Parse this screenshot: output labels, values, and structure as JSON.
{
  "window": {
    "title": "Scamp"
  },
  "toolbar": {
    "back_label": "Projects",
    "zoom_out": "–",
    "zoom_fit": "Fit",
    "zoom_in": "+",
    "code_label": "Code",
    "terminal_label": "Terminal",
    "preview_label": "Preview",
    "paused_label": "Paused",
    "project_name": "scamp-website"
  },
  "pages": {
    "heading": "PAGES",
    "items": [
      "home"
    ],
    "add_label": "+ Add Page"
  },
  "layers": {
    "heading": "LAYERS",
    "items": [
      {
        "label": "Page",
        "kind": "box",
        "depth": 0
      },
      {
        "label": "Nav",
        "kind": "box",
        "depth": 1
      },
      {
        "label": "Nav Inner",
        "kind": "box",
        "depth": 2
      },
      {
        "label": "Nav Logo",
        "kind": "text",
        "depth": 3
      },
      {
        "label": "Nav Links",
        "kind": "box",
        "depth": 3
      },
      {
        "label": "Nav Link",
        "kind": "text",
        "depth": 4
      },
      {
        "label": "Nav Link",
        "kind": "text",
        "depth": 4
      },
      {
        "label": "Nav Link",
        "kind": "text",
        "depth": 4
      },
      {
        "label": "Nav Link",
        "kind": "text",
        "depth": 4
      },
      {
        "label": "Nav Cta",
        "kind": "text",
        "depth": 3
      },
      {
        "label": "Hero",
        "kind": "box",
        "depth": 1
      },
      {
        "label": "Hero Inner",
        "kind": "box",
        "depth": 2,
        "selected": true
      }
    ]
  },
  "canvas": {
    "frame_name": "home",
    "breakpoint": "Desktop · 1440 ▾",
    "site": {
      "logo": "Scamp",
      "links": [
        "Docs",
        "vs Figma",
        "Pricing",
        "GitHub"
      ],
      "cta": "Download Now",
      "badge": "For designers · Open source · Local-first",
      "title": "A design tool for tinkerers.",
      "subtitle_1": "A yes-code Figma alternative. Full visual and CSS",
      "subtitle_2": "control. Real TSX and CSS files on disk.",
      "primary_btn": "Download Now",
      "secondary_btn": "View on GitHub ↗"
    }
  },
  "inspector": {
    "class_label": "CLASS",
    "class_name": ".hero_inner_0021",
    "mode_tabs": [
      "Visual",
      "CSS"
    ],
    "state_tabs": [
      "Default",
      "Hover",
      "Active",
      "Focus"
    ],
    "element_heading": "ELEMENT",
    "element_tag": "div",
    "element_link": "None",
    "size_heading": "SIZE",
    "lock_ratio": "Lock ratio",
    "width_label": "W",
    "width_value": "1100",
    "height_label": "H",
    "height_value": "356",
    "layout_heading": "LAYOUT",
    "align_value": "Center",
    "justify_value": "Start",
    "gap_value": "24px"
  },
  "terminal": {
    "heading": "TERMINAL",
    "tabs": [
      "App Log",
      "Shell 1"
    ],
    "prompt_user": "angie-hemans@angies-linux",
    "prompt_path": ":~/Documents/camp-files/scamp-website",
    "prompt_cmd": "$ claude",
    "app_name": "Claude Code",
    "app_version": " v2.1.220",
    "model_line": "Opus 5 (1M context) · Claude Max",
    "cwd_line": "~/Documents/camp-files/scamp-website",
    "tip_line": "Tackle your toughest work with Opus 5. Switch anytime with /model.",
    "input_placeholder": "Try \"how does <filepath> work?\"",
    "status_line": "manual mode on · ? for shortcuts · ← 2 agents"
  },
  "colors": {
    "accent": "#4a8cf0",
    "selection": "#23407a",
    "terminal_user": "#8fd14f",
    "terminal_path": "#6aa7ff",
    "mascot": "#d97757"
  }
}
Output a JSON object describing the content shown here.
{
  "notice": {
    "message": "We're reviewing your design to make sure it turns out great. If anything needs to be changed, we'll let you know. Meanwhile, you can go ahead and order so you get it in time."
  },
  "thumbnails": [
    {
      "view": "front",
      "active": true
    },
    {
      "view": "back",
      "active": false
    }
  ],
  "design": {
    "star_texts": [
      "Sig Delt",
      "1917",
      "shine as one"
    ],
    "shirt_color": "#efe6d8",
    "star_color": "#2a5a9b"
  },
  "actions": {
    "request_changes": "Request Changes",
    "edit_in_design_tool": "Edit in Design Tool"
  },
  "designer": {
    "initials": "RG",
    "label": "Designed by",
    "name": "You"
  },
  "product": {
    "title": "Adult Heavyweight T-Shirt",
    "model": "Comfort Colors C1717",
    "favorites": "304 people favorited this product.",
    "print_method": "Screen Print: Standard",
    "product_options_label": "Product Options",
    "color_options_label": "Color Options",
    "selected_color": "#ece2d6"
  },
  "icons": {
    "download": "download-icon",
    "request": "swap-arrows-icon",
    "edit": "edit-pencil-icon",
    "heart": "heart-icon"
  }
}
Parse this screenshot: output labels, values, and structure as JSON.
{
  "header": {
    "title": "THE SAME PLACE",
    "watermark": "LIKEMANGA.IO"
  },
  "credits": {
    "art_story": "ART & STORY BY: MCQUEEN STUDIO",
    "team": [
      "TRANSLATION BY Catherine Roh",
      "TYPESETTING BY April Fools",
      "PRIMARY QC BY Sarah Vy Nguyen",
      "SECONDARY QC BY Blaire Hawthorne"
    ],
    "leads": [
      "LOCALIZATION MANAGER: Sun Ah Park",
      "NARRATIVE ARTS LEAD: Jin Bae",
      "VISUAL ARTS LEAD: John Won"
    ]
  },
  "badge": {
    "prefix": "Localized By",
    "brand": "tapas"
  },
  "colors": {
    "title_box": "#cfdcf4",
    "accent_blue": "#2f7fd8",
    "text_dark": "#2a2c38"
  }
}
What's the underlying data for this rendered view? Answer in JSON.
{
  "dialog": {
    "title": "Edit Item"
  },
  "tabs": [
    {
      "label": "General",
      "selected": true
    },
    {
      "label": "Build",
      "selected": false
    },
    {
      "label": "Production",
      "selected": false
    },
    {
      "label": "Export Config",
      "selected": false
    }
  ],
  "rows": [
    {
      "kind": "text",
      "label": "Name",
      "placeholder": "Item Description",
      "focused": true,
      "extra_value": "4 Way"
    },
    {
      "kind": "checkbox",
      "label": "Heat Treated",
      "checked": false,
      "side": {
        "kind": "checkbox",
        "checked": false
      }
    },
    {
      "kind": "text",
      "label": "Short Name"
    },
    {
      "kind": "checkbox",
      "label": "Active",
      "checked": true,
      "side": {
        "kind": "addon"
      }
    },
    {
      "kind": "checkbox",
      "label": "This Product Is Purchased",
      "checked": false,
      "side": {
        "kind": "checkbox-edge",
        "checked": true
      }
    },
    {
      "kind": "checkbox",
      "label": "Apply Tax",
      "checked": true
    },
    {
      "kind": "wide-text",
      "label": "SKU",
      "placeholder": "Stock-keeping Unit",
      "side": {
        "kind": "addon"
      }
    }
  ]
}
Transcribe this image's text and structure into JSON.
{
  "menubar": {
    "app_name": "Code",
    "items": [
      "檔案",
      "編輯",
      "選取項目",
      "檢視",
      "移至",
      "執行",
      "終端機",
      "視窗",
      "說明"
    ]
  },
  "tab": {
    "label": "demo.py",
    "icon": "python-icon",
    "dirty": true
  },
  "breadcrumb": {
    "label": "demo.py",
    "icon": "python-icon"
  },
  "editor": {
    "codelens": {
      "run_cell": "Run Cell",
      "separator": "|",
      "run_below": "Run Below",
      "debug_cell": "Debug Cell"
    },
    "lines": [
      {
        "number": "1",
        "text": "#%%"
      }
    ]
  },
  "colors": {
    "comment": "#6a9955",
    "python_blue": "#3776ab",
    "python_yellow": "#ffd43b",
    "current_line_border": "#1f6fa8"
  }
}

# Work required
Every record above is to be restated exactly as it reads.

# Result below
Parse this screenshot: output labels, values, and structure as JSON.
{
  "window": {
    "title": "Scamp"
  },
  "toolbar": {
    "back_label": "Projects",
    "zoom_out": "–",
    "zoom_fit": "Fit",
    "zoom_in": "+",
    "code_label": "Code",
    "terminal_label": "Terminal",
    "preview_label": "Preview",
    "paused_label": "Paused",
    "project_name": "scamp-website"
  },
  "pages": {
    "heading": "PAGES",
    "items": [
      "home"
    ],
    "add_label": "+ Add Page"
  },
  "layers": {
    "heading": "LAYERS",
    "items": [
      {
        "label": "Page",
        "kind": "box",
        "depth": 0
      },
      {
        "label": "Nav",
        "kind": "box",
        "depth": 1
      },
      {
        "label": "Nav Inner",
        "kind": "box",
        "depth": 2
      },
      {
        "label": "Nav Logo",
        "kind": "text",
        "depth": 3
      },
      {
        "label": "Nav Links",
        "kind": "box",
        "depth": 3
      },
      {
        "label": "Nav Link",
        "kind": "text",
        "depth": 4
      },
      {
        "label": "Nav Link",
        "kind": "text",
        "depth": 4
      },
      {
        "label": "Nav Link",
        "kind": "text",
        "depth": 4
      },
      {
        "label": "Nav Link",
        "kind": "text",
        "depth": 4
      },
      {
        "label": "Nav Cta",
        "kind": "text",
        "depth": 3
      },
      {
        "label": "Hero",
        "kind": "box",
        "depth": 1
      },
      {
        "label": "Hero Inner",
        "kind": "box",
        "depth": 2,
        "selected": true
      }
    ]
  },
  "canvas": {
    "frame_name": "home",
    "breakpoint": "Desktop · 1440 ▾",
    "site": {
      "logo": "Scamp",
      "links": [
        "Docs",
        "vs Figma",
        "Pricing",
        "GitHub"
      ],
      "cta": "Download Now",
      "badge": "For designers · Open source · Local-first",
      "title": "A design tool for tinkerers.",
      "subtitle_1": "A yes-code Figma alternative. Full visual and CSS",
      "subtitle_2": "control. Real TSX and CSS files on disk.",
      "primary_btn": "Download Now",
      "secondary_btn": "View on GitHub ↗"
    }
  },
  "inspector": {
    "class_label": "CLASS",
    "class_name": ".hero_inner_0021",
    "mode_tabs": [
      "Visual",
      "CSS"
    ],
    "state_tabs": [
      "Default",
      "Hover",
      "Active",
      "Focus"
    ],
    "element_heading": "ELEMENT",
    "element_tag": "div",
    "element_link": "None",
    "size_heading": "SIZE",
    "lock_ratio": "Lock ratio",
    "width_label": "W",
    "width_value": "1100",
    "height_label": "H",
    "height_value": "356",
    "layout_heading": "LAYOUT",
    "align_value": "Center",
    "justify_value": "Start",
    "gap_value": "24px"
  },
  "terminal": {
    "heading": "TERMINAL",
    "tabs": [
      "App Log",
      "Shell 1"
    ],
    "prompt_user": "angie-hemans@angies-linux",
    "prompt_path": ":~/Documents/camp-files/scamp-website",
    "prompt_cmd": "$ claude",
    "app_name": "Claude Code",
    "app_version": " v2.1.220",
    "model_line": "Opus 5 (1M context) · Claude Max",
    "cwd_line": "~/Documents/camp-files/scamp-website",
    "tip_line": "Tackle your toughest work with Opus 5. Switch anytime with /model.",
    "input_placeholder": "Try \"how does <filepath> work?\"",
    "status_line": "manual mode on · ? for shortcuts · ← 2 agents"
  },
  "colors": {
    "accent": "#4a8cf0",
    "selection": "#23407a",
    "terminal_user": "#8fd14f",
    "terminal_path": "#6aa7ff",
    "mascot": "#d97757"
  }
}
Output a JSON object describing the content shown here.
{
  "notice": {
    "message": "We're reviewing your design to make sure it turns out great. If anything needs to be changed, we'll let you know. Meanwhile, you can go ahead and order so you get it in time."
  },
  "thumbnails": [
    {
      "view": "front",
      "active": true
    },
    {
      "view": "back",
      "active": false
    }
  ],
  "design": {
    "star_texts": [
      "Sig Delt",
      "1917",
      "shine as one"
    ],
    "shirt_color": "#efe6d8",
    "star_color": "#2a5a9b"
  },
  "actions": {
    "request_changes": "Request Changes",
    "edit_in_design_tool": "Edit in Design Tool"
  },
  "designer": {
    "initials": "RG",
    "label": "Designed by",
    "name": "You"
  },
  "product": {
    "title": "Adult Heavyweight T-Shirt",
    "model": "Comfort Colors C1717",
    "favorites": "304 people favorited this product.",
    "print_method": "Screen Print: Standard",
    "product_options_label": "Product Options",
    "color_options_label": "Color Options",
    "selected_color": "#ece2d6"
  },
  "icons": {
    "download": "download-icon",
    "request": "swap-arrows-icon",
    "edit": "edit-pencil-icon",
    "heart": "heart-icon"
  }
}
Parse this screenshot: output labels, values, and structure as JSON.
{
  "header": {
    "title": "THE SAME PLACE",
    "watermark": "LIKEMANGA.IO"
  },
  "credits": {
    "art_story": "ART & STORY BY: MCQUEEN STUDIO",
    "team": [
      "TRANSLATION BY Catherine Roh",
      "TYPESETTING BY April Fools",
      "PRIMARY QC BY Sarah Vy Nguyen",
      "SECONDARY QC BY Blaire Hawthorne"
    ],
    "leads": [
      "LOCALIZATION MANAGER: Sun Ah Park",
      "NARRATIVE ARTS LEAD: Jin Bae",
      "VISUAL ARTS LEAD: John Won"
    ]
  },
  "badge": {
    "prefix": "Localized By",
    "brand": "tapas"
  },
  "colors": {
    "title_box": "#cfdcf4",
    "accent_blue": "#2f7fd8",
    "text_dark": "#2a2c38"
  }
}
What's the underlying data for this rendered view? Answer in JSON.
{
  "dialog": {
    "title": "Edit Item"
  },
  "tabs": [
    {
      "label": "General",
      "selected": true
    },
    {
      "label": "Build",
      "selected": false
    },
    {
      "label": "Production",
      "selected": false
    },
    {
      "label": "Export Config",
      "selected": false
    }
  ],
  "rows": [
    {
      "kind": "text",
      "label": "Name",
      "placeholder": "Item Description",
      "focused": true,
      "extra_value": "4 Way"
    },
    {
      "kind": "checkbox",
      "label": "Heat Treated",
      "checked": false,
      "side": {
        "kind": "checkbox",
        "checked": false
      }
    },
    {
      "kind": "text",
      "label": "Short Name"
    },
    {
      "kind": "checkbox",
      "label": "Active",
      "checked": true,
      "side": {
        "kind": "addon"
      }
    },
    {
      "kind": "checkbox",
      "label": "This Product Is Purchased",
      "checked": false,
      "side": {
        "kind": "checkbox-edge",
        "checked": true
      }
    },
    {
      "kind": "checkbox",
      "label": "Apply Tax",
      "checked": true
    },
    {
      "kind": "wide-text",
      "label": "SKU",
      "placeholder": "Stock-keeping Unit",
      "side": {
        "kind": "addon"
      }
    }
  ]
}
Transcribe this image's text and structure into JSON.
{
  "menubar": {
    "app_name": "Code",
    "items": [
      "檔案",
      "編輯",
      "選取項目",
      "檢視",
      "移至",
      "執行",
      "終端機",
      "視窗",
      "說明"
    ]
  },
  "tab": {
    "label": "demo.py",
    "icon": "python-icon",
    "dirty": true
  },
  "breadcrumb": {
    "label": "demo.py",
    "icon": "python-icon"
  },
  "editor": {
    "codelens": {
      "run_cell": "Run Cell",
      "separator": "|",
      "run_below": "Run Below",
      "debug_cell": "Debug Cell"
    },
    "lines": [
      {
        "number": "1",
        "text": "#%%"
      }
    ]
  },
  "colors": {
    "comment": "#6a9955",
    "python_blue": "#3776ab",
    "python_yellow": "#ffd43b",
    "current_line_border": "#1f6fa8"
  }
}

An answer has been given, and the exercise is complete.